PAP, ARTHUR (1921–1959), philosopher. Born and brought up in Zurich, where his father was a successful businessman, he moved to New York in 1941. He taught at the University of Chicago, where he was greatly influenced by Rudolf Carnap, one of the founders of the Vienna school of Logical Positivism. Pap assumed a teaching position at Yale University in the mid-1950s.

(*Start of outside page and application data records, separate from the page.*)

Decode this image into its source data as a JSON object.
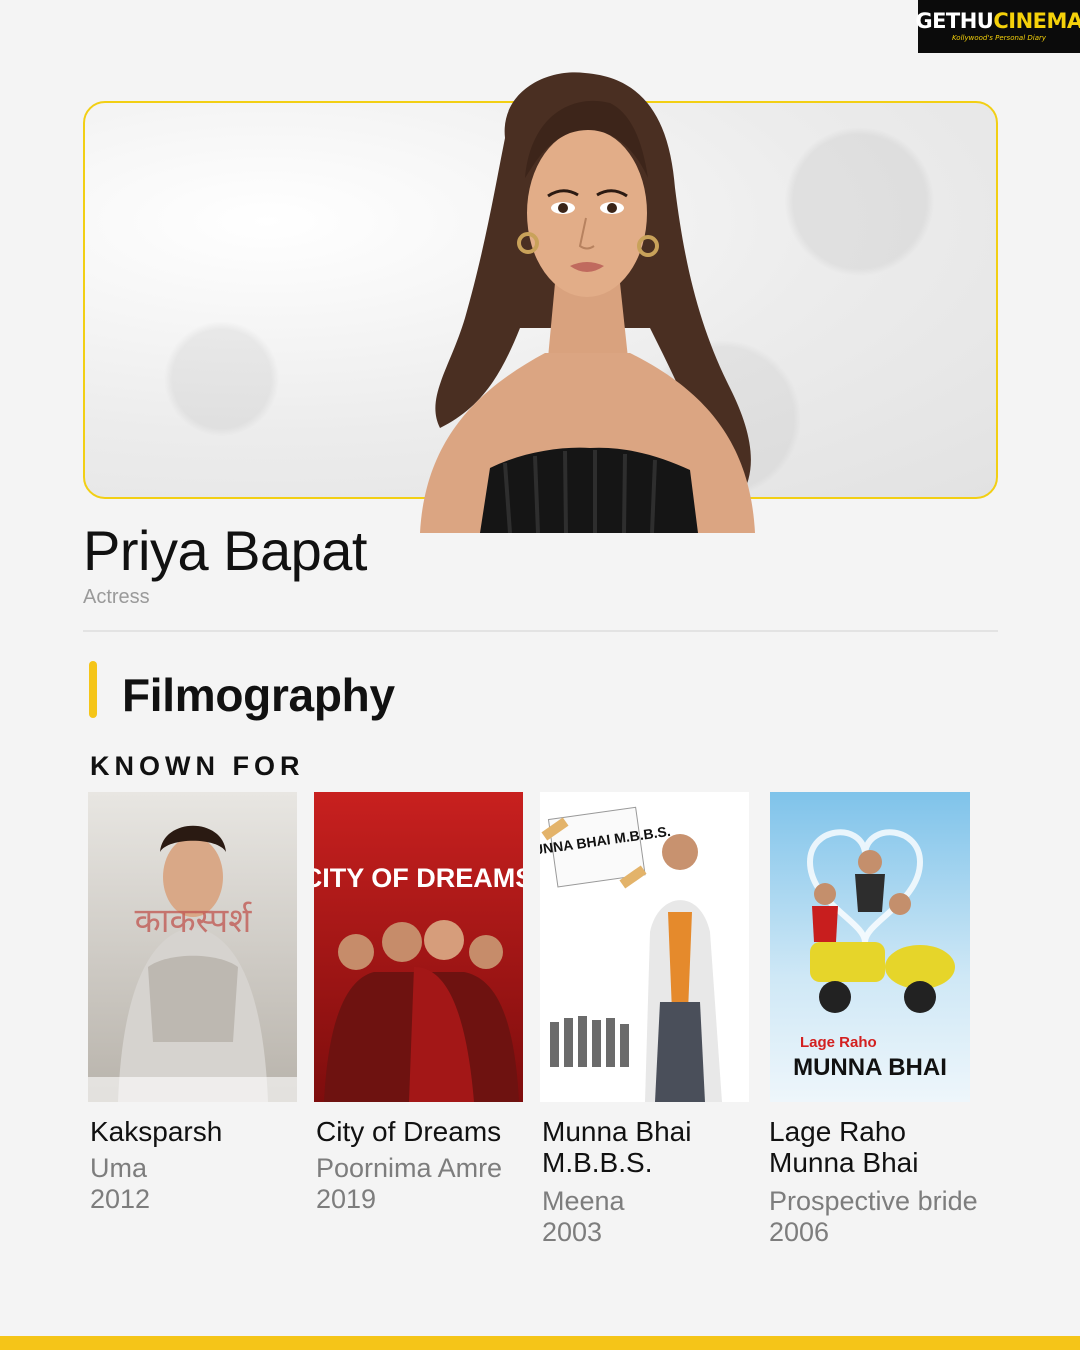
{
  "watermark": {
    "brand_part1": "GETHU",
    "brand_part2": "CINEMA",
    "tagline": "Kollywood's Personal Diary"
  },
  "person": {
    "name": "Priya Bapat",
    "role": "Actress"
  },
  "section": {
    "title": "Filmography",
    "subtitle": "KNOWN FOR"
  },
  "films": [
    {
      "title": "Kaksparsh",
      "role": "Uma",
      "year": "2012",
      "poster_text": "काकस्पर्श",
      "poster_colors": [
        "#e8e6e2",
        "#b8b3ab"
      ]
    },
    {
      "title": "City of Dreams",
      "role": "Poornima Amre",
      "year": "2019",
      "poster_text": "CITY OF DREAMS",
      "poster_colors": [
        "#c8201f",
        "#7e0d0d"
      ]
    },
    {
      "title": "Munna Bhai M.B.B.S.",
      "role": "Meena",
      "year": "2003",
      "poster_text": "MUNNA BHAI M.B.B.S.",
      "poster_colors": [
        "#ffffff",
        "#eaeaea"
      ]
    },
    {
      "title": "Lage Raho Munna Bhai",
      "role": "Prospective bride",
      "year": "2006",
      "poster_text_top": "Lage Raho",
      "poster_text": "MUNNA BHAI",
      "poster_colors": [
        "#7fc3ea",
        "#eef6fb"
      ]
    }
  ],
  "colors": {
    "accent": "#f5c518",
    "border": "#f2cf14",
    "muted": "#7d7d7d"
  }
}
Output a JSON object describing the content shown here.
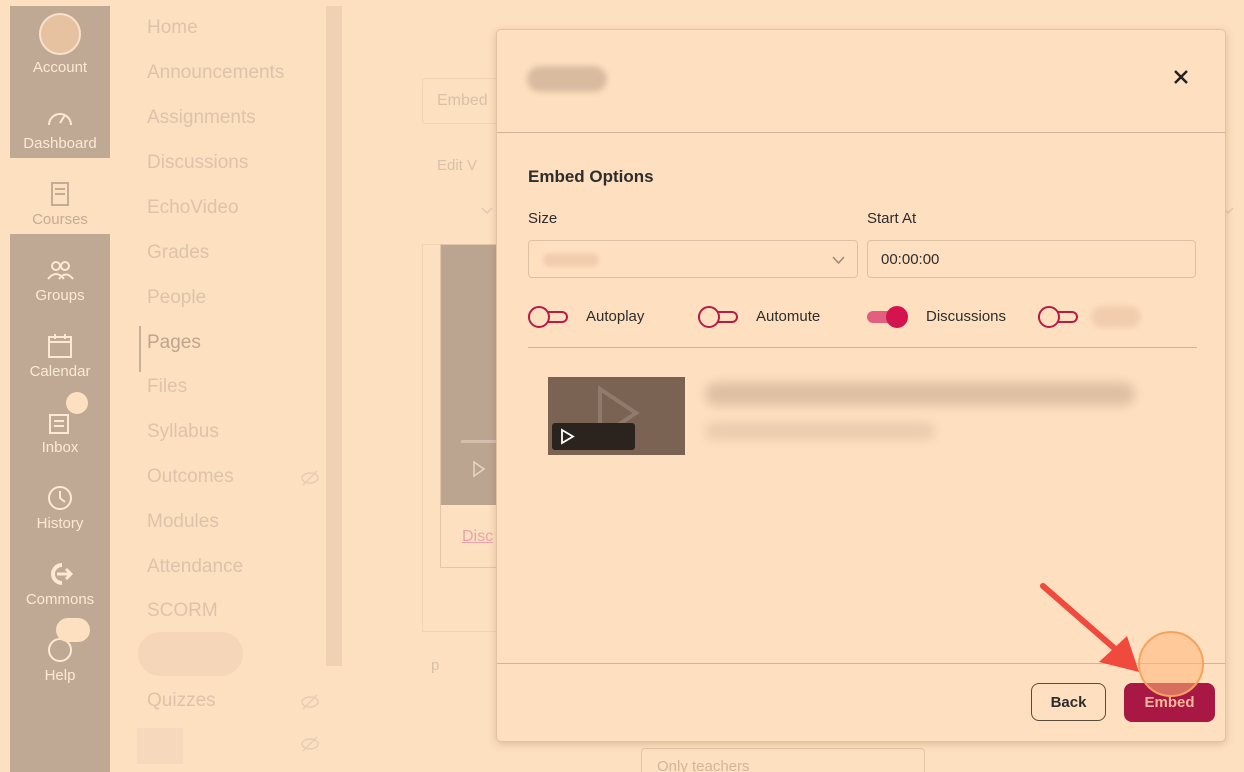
{
  "global_nav": {
    "items": [
      {
        "label": "Account",
        "icon": "avatar"
      },
      {
        "label": "Dashboard",
        "icon": "dashboard-icon"
      },
      {
        "label": "Courses",
        "icon": "courses-icon",
        "active": true
      },
      {
        "label": "Groups",
        "icon": "groups-icon"
      },
      {
        "label": "Calendar",
        "icon": "calendar-icon"
      },
      {
        "label": "Inbox",
        "icon": "inbox-icon"
      },
      {
        "label": "History",
        "icon": "history-icon"
      },
      {
        "label": "Commons",
        "icon": "commons-icon"
      },
      {
        "label": "Help",
        "icon": "help-icon"
      }
    ]
  },
  "course_nav": {
    "items": [
      {
        "label": "Home"
      },
      {
        "label": "Announcements"
      },
      {
        "label": "Assignments"
      },
      {
        "label": "Discussions"
      },
      {
        "label": "EchoVideo"
      },
      {
        "label": "Grades"
      },
      {
        "label": "People"
      },
      {
        "label": "Pages",
        "current": true
      },
      {
        "label": "Files"
      },
      {
        "label": "Syllabus"
      },
      {
        "label": "Outcomes",
        "hidden_from_students": true
      },
      {
        "label": "Modules"
      },
      {
        "label": "Attendance"
      },
      {
        "label": "SCORM"
      },
      {
        "label": "Quizzes",
        "hidden_from_students": true
      }
    ]
  },
  "background_page": {
    "input_text": "Embed",
    "menu_text": "Edit  V",
    "link_text": "Disc",
    "p_text": "p",
    "select_text": "Only teachers"
  },
  "modal": {
    "section_heading": "Embed Options",
    "size_label": "Size",
    "start_at_label": "Start At",
    "start_at_value": "00:00:00",
    "toggles": [
      {
        "label": "Autoplay",
        "on": false
      },
      {
        "label": "Automute",
        "on": false
      },
      {
        "label": "Discussions",
        "on": true
      },
      {
        "label": "",
        "on": false
      }
    ],
    "back_label": "Back",
    "embed_label": "Embed"
  },
  "colors": {
    "accent": "#a91844",
    "toggle_on": "#d5134e",
    "annotation_arrow": "#ef4a3c"
  }
}
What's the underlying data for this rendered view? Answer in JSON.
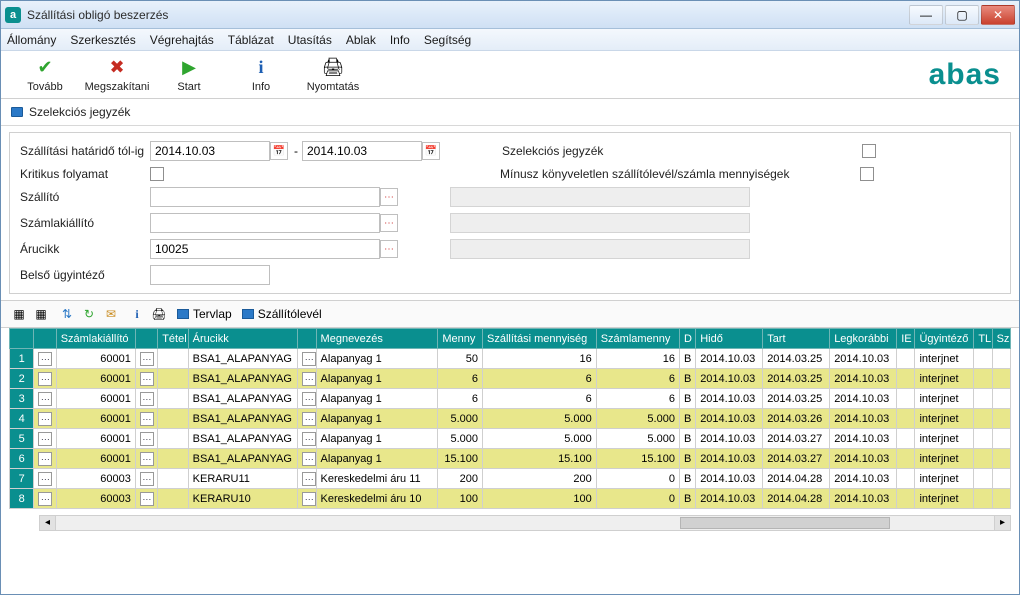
{
  "window": {
    "title": "Szállítási obligó beszerzés"
  },
  "menu": {
    "allomany": "Állomány",
    "szerkesztes": "Szerkesztés",
    "vegrehajtas": "Végrehajtás",
    "tablazat": "Táblázat",
    "utasitas": "Utasítás",
    "ablak": "Ablak",
    "info": "Info",
    "segitseg": "Segítség"
  },
  "toolbar": {
    "tovabb": "Tovább",
    "megszakitani": "Megszakítani",
    "start": "Start",
    "info": "Info",
    "nyomtatas": "Nyomtatás",
    "logo": "abas"
  },
  "section": {
    "szelekcios": "Szelekciós jegyzék"
  },
  "filter": {
    "hatarido_lbl": "Szállítási határidő tól-ig",
    "date_from": "2014.10.03",
    "date_to": "2014.10.03",
    "szelekcios_lbl": "Szelekciós jegyzék",
    "kritikus_lbl": "Kritikus folyamat",
    "minusz_lbl": "Mínusz könyveletlen szállítólevél/számla mennyiségek",
    "szallito_lbl": "Szállító",
    "szamlakiallito_lbl": "Számlakiállító",
    "arucikk_lbl": "Árucikk",
    "arucikk_val": "10025",
    "belso_lbl": "Belső ügyintéző"
  },
  "minibar": {
    "tervlap": "Tervlap",
    "szallitolevel": "Szállítólevél"
  },
  "columns": {
    "c0": "",
    "c1": "",
    "szamlakiallito": "Számlakiállító",
    "c3": "",
    "tetel": "Tétel",
    "arucikk": "Árucikk",
    "c6": "",
    "megnevezes": "Megnevezés",
    "menny": "Menny",
    "szallmenny": "Szállítási mennyiség",
    "szamlamenny": "Számlamenny",
    "d": "D",
    "hido": "Hidő",
    "tart": "Tart",
    "legkorabbi": "Legkorábbi",
    "ie": "IE",
    "ugyintezo": "Ügyintéző",
    "tl": "TL",
    "sz": "Sz"
  },
  "rows": [
    {
      "n": "1",
      "yel": false,
      "szk": "60001",
      "aru": "BSA1_ALAPANYAG",
      "meg": "Alapanyag 1",
      "m": "50",
      "sm": "16",
      "szm": "16",
      "d": "B",
      "hido": "2014.10.03",
      "tart": "2014.03.25",
      "leg": "2014.10.03",
      "ugy": "interjnet"
    },
    {
      "n": "2",
      "yel": true,
      "szk": "60001",
      "aru": "BSA1_ALAPANYAG",
      "meg": "Alapanyag 1",
      "m": "6",
      "sm": "6",
      "szm": "6",
      "d": "B",
      "hido": "2014.10.03",
      "tart": "2014.03.25",
      "leg": "2014.10.03",
      "ugy": "interjnet"
    },
    {
      "n": "3",
      "yel": false,
      "szk": "60001",
      "aru": "BSA1_ALAPANYAG",
      "meg": "Alapanyag 1",
      "m": "6",
      "sm": "6",
      "szm": "6",
      "d": "B",
      "hido": "2014.10.03",
      "tart": "2014.03.25",
      "leg": "2014.10.03",
      "ugy": "interjnet"
    },
    {
      "n": "4",
      "yel": true,
      "szk": "60001",
      "aru": "BSA1_ALAPANYAG",
      "meg": "Alapanyag 1",
      "m": "5.000",
      "sm": "5.000",
      "szm": "5.000",
      "d": "B",
      "hido": "2014.10.03",
      "tart": "2014.03.26",
      "leg": "2014.10.03",
      "ugy": "interjnet"
    },
    {
      "n": "5",
      "yel": false,
      "szk": "60001",
      "aru": "BSA1_ALAPANYAG",
      "meg": "Alapanyag 1",
      "m": "5.000",
      "sm": "5.000",
      "szm": "5.000",
      "d": "B",
      "hido": "2014.10.03",
      "tart": "2014.03.27",
      "leg": "2014.10.03",
      "ugy": "interjnet"
    },
    {
      "n": "6",
      "yel": true,
      "szk": "60001",
      "aru": "BSA1_ALAPANYAG",
      "meg": "Alapanyag 1",
      "m": "15.100",
      "sm": "15.100",
      "szm": "15.100",
      "d": "B",
      "hido": "2014.10.03",
      "tart": "2014.03.27",
      "leg": "2014.10.03",
      "ugy": "interjnet"
    },
    {
      "n": "7",
      "yel": false,
      "szk": "60003",
      "aru": "KERARU11",
      "meg": "Kereskedelmi áru 11",
      "m": "200",
      "sm": "200",
      "szm": "0",
      "d": "B",
      "hido": "2014.10.03",
      "tart": "2014.04.28",
      "leg": "2014.10.03",
      "ugy": "interjnet"
    },
    {
      "n": "8",
      "yel": true,
      "szk": "60003",
      "aru": "KERARU10",
      "meg": "Kereskedelmi áru 10",
      "m": "100",
      "sm": "100",
      "szm": "0",
      "d": "B",
      "hido": "2014.10.03",
      "tart": "2014.04.28",
      "leg": "2014.10.03",
      "ugy": "interjnet"
    }
  ]
}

Considered one of the ablest philosophers of his generation, Pap developed a modified, flexible type of logical positivism. The flexible approach that characterized his work is clearly seen in his five books and numerous articles, particularly in Semantics and Necessary Truth (1958), which is perhaps the most careful and meticulous inquiry into the notion of necessary proof. His Elements of Analytic Philosophy (1949) and An Introduction to the Philosophy of Science (1962) reflect his desire to make science philosophically accurate in its formulations and to make philosophy scientific in its approach.
New York Times (Sept. 8, 1959), 35.